◆ Exercise instructions
Give again, exactly and without pictures, the lines running from the line with "What's the underlying" to the end of the records below.

[Items from an interface collection]
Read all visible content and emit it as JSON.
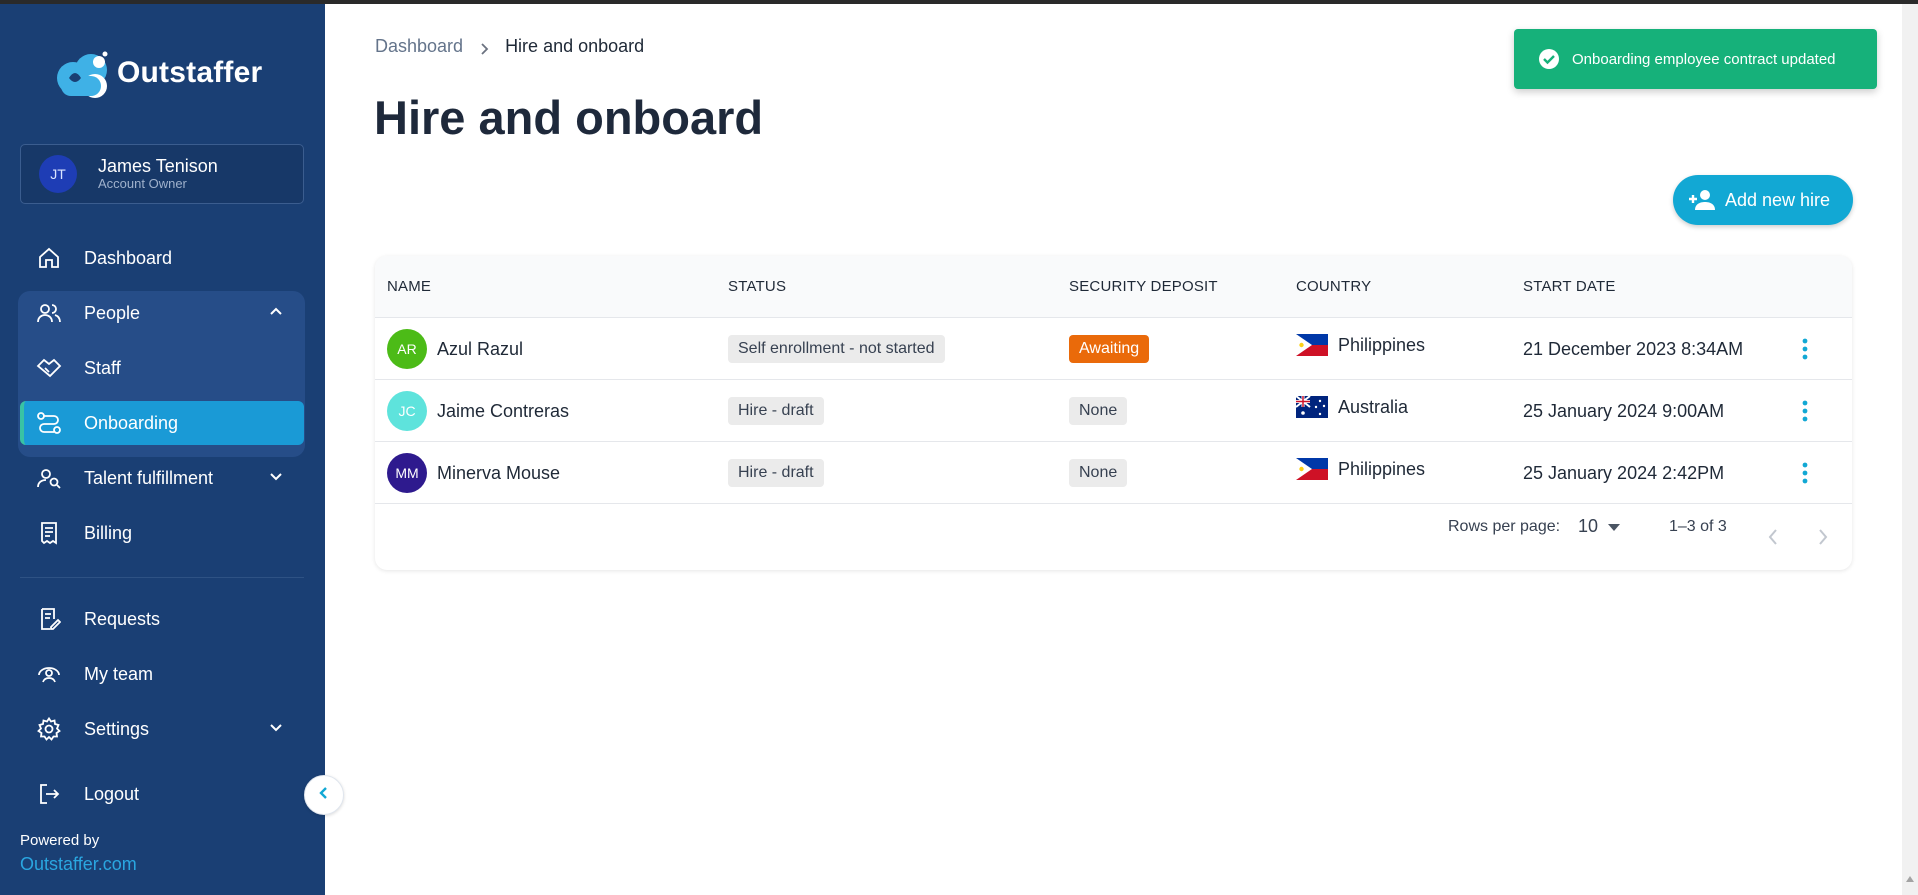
{
  "app": {
    "brand_name": "Outstaffer",
    "powered_by_label": "Powered by",
    "powered_by_link": "Outstaffer.com"
  },
  "user": {
    "initials": "JT",
    "name": "James Tenison",
    "role": "Account Owner"
  },
  "sidebar": {
    "items": [
      {
        "label": "Dashboard",
        "icon": "home-icon"
      },
      {
        "label": "People",
        "icon": "people-icon",
        "expanded": true
      },
      {
        "label": "Staff",
        "icon": "staff-handshake-icon"
      },
      {
        "label": "Onboarding",
        "icon": "onboarding-route-icon",
        "active": true
      },
      {
        "label": "Talent fulfillment",
        "icon": "talent-search-icon"
      },
      {
        "label": "Billing",
        "icon": "receipt-icon"
      },
      {
        "label": "Requests",
        "icon": "requests-icon"
      },
      {
        "label": "My team",
        "icon": "team-icon"
      },
      {
        "label": "Settings",
        "icon": "gear-icon"
      },
      {
        "label": "Logout",
        "icon": "logout-icon"
      }
    ]
  },
  "breadcrumb": {
    "parent": "Dashboard",
    "current": "Hire and onboard"
  },
  "page": {
    "title": "Hire and onboard",
    "add_button": "Add new hire"
  },
  "table": {
    "columns": [
      "NAME",
      "STATUS",
      "SECURITY DEPOSIT",
      "COUNTRY",
      "START DATE"
    ],
    "rows": [
      {
        "initials": "AR",
        "avatar_color": "#4cbb17",
        "name": "Azul Razul",
        "status": "Self enrollment - not started",
        "deposit": "Awaiting",
        "deposit_style": "warning",
        "country": "Philippines",
        "start_date": "21 December 2023 8:34AM"
      },
      {
        "initials": "JC",
        "avatar_color": "#5ee3dc",
        "name": "Jaime Contreras",
        "status": "Hire - draft",
        "deposit": "None",
        "deposit_style": "neutral",
        "country": "Australia",
        "start_date": "25 January 2024 9:00AM"
      },
      {
        "initials": "MM",
        "avatar_color": "#2e1a8e",
        "name": "Minerva Mouse",
        "status": "Hire - draft",
        "deposit": "None",
        "deposit_style": "neutral",
        "country": "Philippines",
        "start_date": "25 January 2024 2:42PM"
      }
    ]
  },
  "pagination": {
    "rows_per_page_label": "Rows per page:",
    "rows_per_page": "10",
    "range": "1–3 of 3"
  },
  "toast": {
    "message": "Onboarding employee contract updated",
    "color": "#16b17a"
  },
  "colors": {
    "sidebar_bg": "#1a3f74",
    "accent": "#12a8d4",
    "active_item": "#1a9ad6"
  }
}
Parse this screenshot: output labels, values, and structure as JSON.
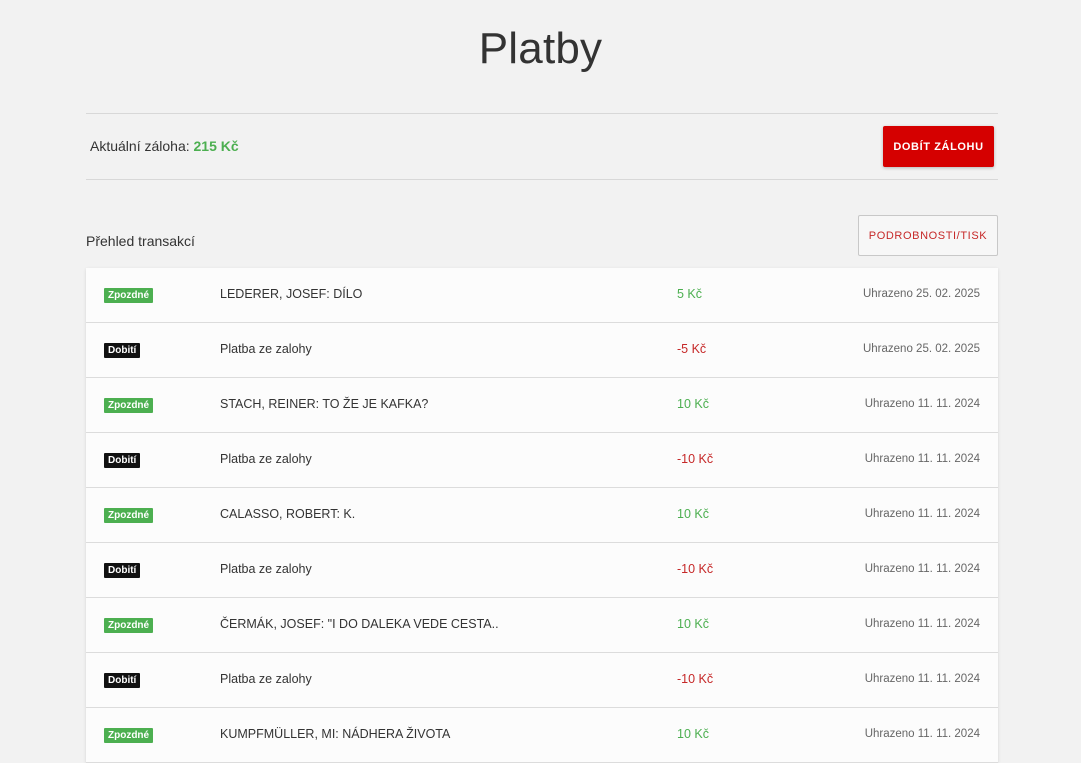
{
  "page": {
    "title": "Platby"
  },
  "balance": {
    "label": "Aktuální záloha:",
    "amount": "215 Kč",
    "topup_label": "DOBÍT ZÁLOHU"
  },
  "transactions": {
    "title": "Přehled transakcí",
    "details_label": "PODROBNOSTI/TISK",
    "rows": [
      {
        "badge": "Zpozdné",
        "type": "late",
        "description": "LEDERER, JOSEF: DÍLO",
        "amount": "5 Kč",
        "sign": "pos",
        "status": "Uhrazeno 25. 02. 2025"
      },
      {
        "badge": "Dobití",
        "type": "topup",
        "description": "Platba ze zalohy",
        "amount": "-5 Kč",
        "sign": "neg",
        "status": "Uhrazeno 25. 02. 2025"
      },
      {
        "badge": "Zpozdné",
        "type": "late",
        "description": "STACH, REINER: TO ŽE JE KAFKA?",
        "amount": "10 Kč",
        "sign": "pos",
        "status": "Uhrazeno 11. 11. 2024"
      },
      {
        "badge": "Dobití",
        "type": "topup",
        "description": "Platba ze zalohy",
        "amount": "-10 Kč",
        "sign": "neg",
        "status": "Uhrazeno 11. 11. 2024"
      },
      {
        "badge": "Zpozdné",
        "type": "late",
        "description": "CALASSO, ROBERT: K.",
        "amount": "10 Kč",
        "sign": "pos",
        "status": "Uhrazeno 11. 11. 2024"
      },
      {
        "badge": "Dobití",
        "type": "topup",
        "description": "Platba ze zalohy",
        "amount": "-10 Kč",
        "sign": "neg",
        "status": "Uhrazeno 11. 11. 2024"
      },
      {
        "badge": "Zpozdné",
        "type": "late",
        "description": "ČERMÁK, JOSEF: \"I DO DALEKA VEDE CESTA..",
        "amount": "10 Kč",
        "sign": "pos",
        "status": "Uhrazeno 11. 11. 2024"
      },
      {
        "badge": "Dobití",
        "type": "topup",
        "description": "Platba ze zalohy",
        "amount": "-10 Kč",
        "sign": "neg",
        "status": "Uhrazeno 11. 11. 2024"
      },
      {
        "badge": "Zpozdné",
        "type": "late",
        "description": "KUMPFMÜLLER, MI: NÁDHERA ŽIVOTA",
        "amount": "10 Kč",
        "sign": "pos",
        "status": "Uhrazeno 11. 11. 2024"
      }
    ]
  },
  "colors": {
    "positive": "#4caf50",
    "negative": "#c62828",
    "accent": "#d50000",
    "badge_topup": "#111111"
  }
}
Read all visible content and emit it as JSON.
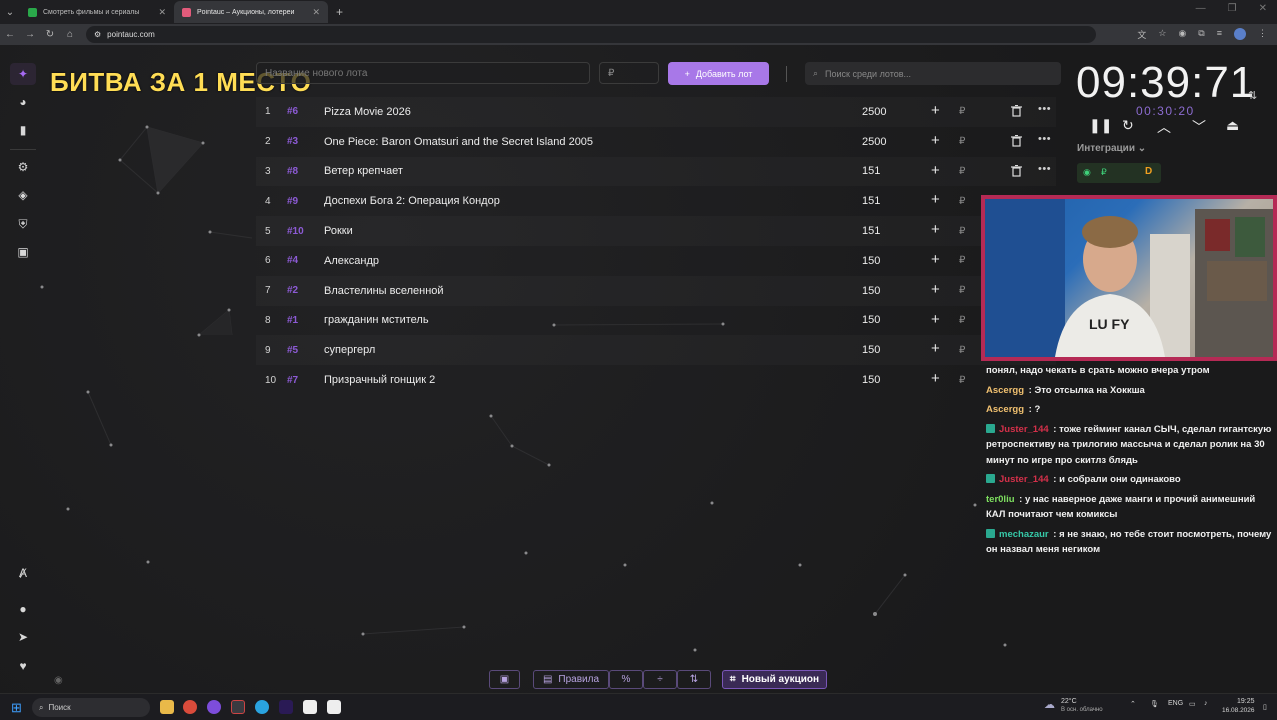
{
  "browser": {
    "tabs": [
      {
        "title": "Смотреть фильмы и сериалы",
        "active": false,
        "favicon_color": "#2aa84a"
      },
      {
        "title": "Pointauc – Аукционы, лотереи",
        "active": true,
        "favicon_color": "#e25b7b"
      }
    ],
    "url": "pointauc.com"
  },
  "overlay_title": "БИТВА ЗА 1 МЕСТО",
  "toolbar": {
    "lot_name_placeholder": "Название нового лота",
    "price_placeholder": "₽",
    "add_button": "Добавить лот",
    "search_placeholder": "Поиск среди лотов..."
  },
  "lots": [
    {
      "rank": "1",
      "id": "#6",
      "name": "Pizza Movie 2026",
      "amount": "2500"
    },
    {
      "rank": "2",
      "id": "#3",
      "name": "One Piece: Baron Omatsuri and the Secret Island 2005",
      "amount": "2500"
    },
    {
      "rank": "3",
      "id": "#8",
      "name": "Ветер крепчает",
      "amount": "151"
    },
    {
      "rank": "4",
      "id": "#9",
      "name": "Доспехи Бога 2: Операция Кондор",
      "amount": "151"
    },
    {
      "rank": "5",
      "id": "#10",
      "name": "Рокки",
      "amount": "151"
    },
    {
      "rank": "6",
      "id": "#4",
      "name": "Александр",
      "amount": "150"
    },
    {
      "rank": "7",
      "id": "#2",
      "name": "Властелины вселенной",
      "amount": "150"
    },
    {
      "rank": "8",
      "id": "#1",
      "name": "гражданин мститель",
      "amount": "150"
    },
    {
      "rank": "9",
      "id": "#5",
      "name": "супергерл",
      "amount": "150"
    },
    {
      "rank": "10",
      "id": "#7",
      "name": "Призрачный гонщик 2",
      "amount": "150"
    }
  ],
  "currency": "₽",
  "timer": {
    "main": "09:39:71",
    "sub": "00:30:20"
  },
  "integrations_label": "Интеграции",
  "chat": [
    {
      "user": "",
      "user_color": "#f0f0f0",
      "badge": false,
      "text": "понял, надо чекать в срать можно вчера утром"
    },
    {
      "user": "Ascergg",
      "user_color": "#f0c070",
      "badge": false,
      "text": "Это отсылка на Хоккша"
    },
    {
      "user": "Ascergg",
      "user_color": "#f0c070",
      "badge": false,
      "text": "?"
    },
    {
      "user": "Juster_144",
      "user_color": "#d4304a",
      "badge": true,
      "text": "тоже гейминг канал СЫЧ, сделал гигантскую ретроспективу на трилогию массыча и сделал ролик на 30 минут по игре про скитлз блядь"
    },
    {
      "user": "Juster_144",
      "user_color": "#d4304a",
      "badge": true,
      "text": "и собрали они одинаково"
    },
    {
      "user": "ter0liu",
      "user_color": "#7ee060",
      "badge": false,
      "text": "у нас наверное даже манги и прочий анимешний КАЛ почитают чем комиксы"
    },
    {
      "user": "mechazaur",
      "user_color": "#36c9a8",
      "badge": true,
      "text": "я не знаю, но тебе стоит посмотреть, почему он назвал меня негиком"
    }
  ],
  "bottom_toolbar": {
    "rules": "Правила",
    "new_auction": "Новый аукцион"
  },
  "taskbar": {
    "search": "Поиск",
    "weather_temp": "22°C",
    "weather_desc": "В осн. облачно",
    "lang": "ENG",
    "time": "19:25",
    "date": "16.08.2026"
  }
}
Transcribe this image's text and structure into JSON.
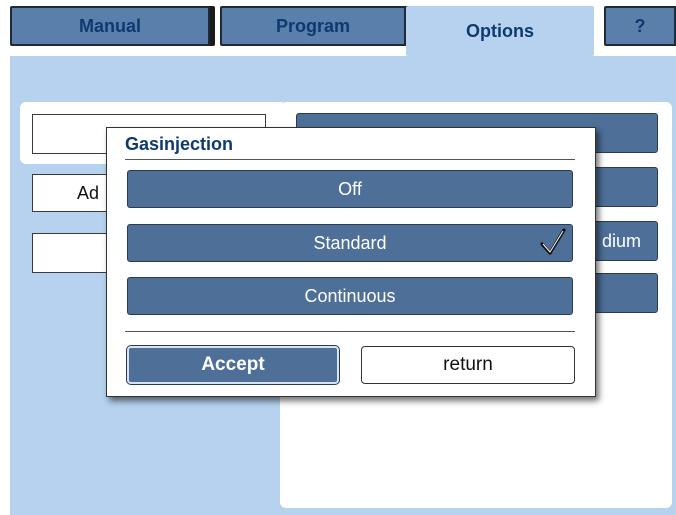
{
  "tabs": [
    {
      "label": "Manual",
      "active": false
    },
    {
      "label": "Program",
      "active": false
    },
    {
      "label": "Options",
      "active": true
    },
    {
      "label": "?",
      "active": false
    }
  ],
  "background": {
    "left_fields": [
      "",
      "Ad",
      ""
    ],
    "right_buttons": [
      "",
      "",
      "dium",
      ""
    ]
  },
  "dialog": {
    "title": "Gasinjection",
    "options": [
      {
        "label": "Off",
        "selected": false
      },
      {
        "label": "Standard",
        "selected": true
      },
      {
        "label": "Continuous",
        "selected": false
      }
    ],
    "accept_label": "Accept",
    "return_label": "return",
    "check_icon": "checkmark-icon"
  },
  "colors": {
    "accent": "#4e6f98",
    "background": "#b6d2ee",
    "title_text": "#0e3a70"
  }
}
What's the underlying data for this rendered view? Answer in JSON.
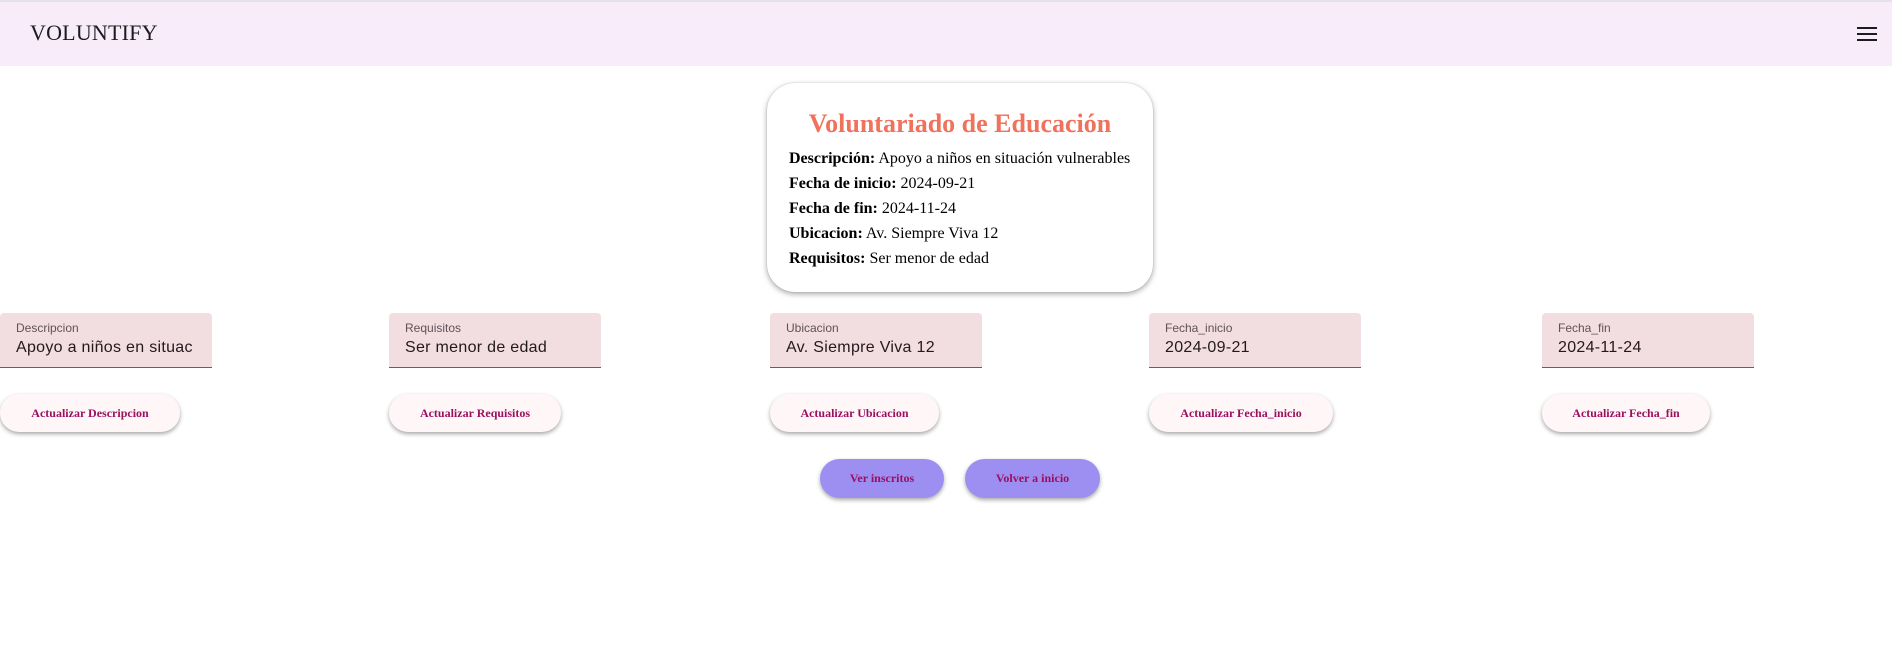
{
  "app": {
    "title": "VOLUNTIFY",
    "menu_icon": "hamburger-menu-icon"
  },
  "card": {
    "title": "Voluntariado de Educación",
    "details": [
      {
        "label": "Descripción:",
        "value": "Apoyo a niños en situación vulnerables"
      },
      {
        "label": "Fecha de inicio:",
        "value": "2024-09-21"
      },
      {
        "label": "Fecha de fin:",
        "value": "2024-11-24"
      },
      {
        "label": "Ubicacion:",
        "value": "Av. Siempre Viva 12"
      },
      {
        "label": "Requisitos:",
        "value": "Ser menor de edad"
      }
    ]
  },
  "fields": [
    {
      "label": "Descripcion",
      "value": "Apoyo a niños en situac",
      "button": "Actualizar Descripcion"
    },
    {
      "label": "Requisitos",
      "value": "Ser menor de edad",
      "button": "Actualizar Requisitos"
    },
    {
      "label": "Ubicacion",
      "value": "Av. Siempre Viva 12",
      "button": "Actualizar Ubicacion"
    },
    {
      "label": "Fecha_inicio",
      "value": "2024-09-21",
      "button": "Actualizar Fecha_inicio"
    },
    {
      "label": "Fecha_fin",
      "value": "2024-11-24",
      "button": "Actualizar Fecha_fin"
    }
  ],
  "actions": {
    "view_enrolled": "Ver inscritos",
    "back_home": "Volver a inicio"
  },
  "colors": {
    "appbar": "#f8ecfb",
    "card_title": "#f0725c",
    "field_bg": "#f2dde1",
    "button_text": "#9a1060",
    "nav_button_bg": "#9d8ff2"
  }
}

◆ Solution to this task
What's the underlying data for this rendered view? Answer in JSON.
{
  "app": {
    "title": "VOLUNTIFY",
    "menu_icon": "hamburger-menu-icon"
  },
  "card": {
    "title": "Voluntariado de Educación",
    "details": [
      {
        "label": "Descripción:",
        "value": "Apoyo a niños en situación vulnerables"
      },
      {
        "label": "Fecha de inicio:",
        "value": "2024-09-21"
      },
      {
        "label": "Fecha de fin:",
        "value": "2024-11-24"
      },
      {
        "label": "Ubicacion:",
        "value": "Av. Siempre Viva 12"
      },
      {
        "label": "Requisitos:",
        "value": "Ser menor de edad"
      }
    ]
  },
  "fields": [
    {
      "label": "Descripcion",
      "value": "Apoyo a niños en situac",
      "button": "Actualizar Descripcion"
    },
    {
      "label": "Requisitos",
      "value": "Ser menor de edad",
      "button": "Actualizar Requisitos"
    },
    {
      "label": "Ubicacion",
      "value": "Av. Siempre Viva 12",
      "button": "Actualizar Ubicacion"
    },
    {
      "label": "Fecha_inicio",
      "value": "2024-09-21",
      "button": "Actualizar Fecha_inicio"
    },
    {
      "label": "Fecha_fin",
      "value": "2024-11-24",
      "button": "Actualizar Fecha_fin"
    }
  ],
  "actions": {
    "view_enrolled": "Ver inscritos",
    "back_home": "Volver a inicio"
  },
  "colors": {
    "appbar": "#f8ecfb",
    "card_title": "#f0725c",
    "field_bg": "#f2dde1",
    "button_text": "#9a1060",
    "nav_button_bg": "#9d8ff2"
  }
}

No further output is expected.